Weekend Giant Reading: July 17 – 19, 2015

Adjust the umbrella, dig your toes into the hot sand, and sip that pina colada. It’s the weekend, which means ... the news.


Adjust the umbrella, dig your toes into the hot sand, and sip that pina colada. It’s the weekend, which means... the news:

- Mr. Clean: The new CEO of Stanford Management Company, Robert Wallace, is reportedly cleaning house. According to some reports, there are only five investment professionals left over at SMC from the John Powers era. This is undoubtedly a significant shakeup. And it has clearly struck a nerve with many, as I’ve had about 10 emails asking what’s up. My entirely uninformed take on the situation: It’s reasonable that Wallace — a person with a rather different philosophy and approach than Powers — would look to build a team with capabilities specifically oriented to his model. Wouldn’t you? Cut the guy some slack. As my inbox clearly demonstrated, the world is watching him right now.

- Expected Returns: I’ve seen a lot of sensational stories this week fretting over CalPERS’s big performance miss: it returned 2.4% in 2014, which was 5.1% off from its annual target. A single-year performance number for a long-term investor doesn’t actually worry me. But while we’re on the topic of worries, I’m freaked out by the prospect of public pension funds seeing this slowdown in performance and turning to “creative” products that can help them hit nutty return expectations in the years ahead. I’m afraid of under-resourced funds moving into riskier and riskier assets.

- You Had One Job: The Australian Future Fund was outed by some intrepid reporters for dodging a bunch of taxes via offshore accounts. This story was made all the more interesting by the following point: The Australian SWF did not actually owe any taxes. At all. To anybody. So, the very premise for the story, which has resulted in articles around the world, was wrong. (Sigh, you had one job.)

- In-Sourcing I: It’s taken 10 years of hard work by many people to make this article happen: SWFs are officially evolving from client ... to competitor.

- In-Sourcing II: The Abu Dhabi Investment Authority is apparently outsourcing the easy, passive stuff and in-sourcing the hard, active stuff. That’s an approach to direct investing you don’t see every day.

- Drawdowns: Singapore’s Government is changing its constitution in order to use more of Temasek’s capital to fund important governmental projects.

- Northern Exposures: Finland’s €45 billion Keva will begin diversifying into non-domestic real estate for the first time. In addition, Iceland’s Central Bank will relax rules that prevent local pension funds from buying overseas currencies (and thus investing internationally).

- Collaboration: TIAA-CREF has apparently launched another new investment company with its frequent peer-partners, CDPQ and AP2. If you recall, the last company they did together was focused on agriculture, but this company will target timber.

- Emerging Markets: Temasek seems to be going all in on India. After having ramped its presence in the country over the past three years, it just deployed $1 billion in the past three months!

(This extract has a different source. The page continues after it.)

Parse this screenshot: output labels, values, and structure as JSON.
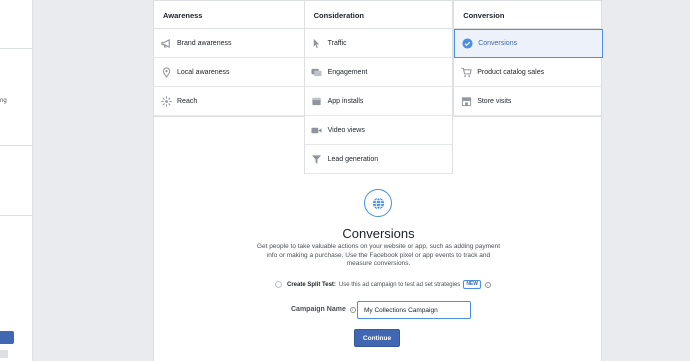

- Condolences: The former CEO of Alaska’s SWF, Mike Burns, has died at 68. He retired abruptly last month due to health concerns. Mike was a long-time supporter of my research center and a kind man.

On that note, I’m going to spend some extra time enjoying the company of friends and family this weekend ... See you next week.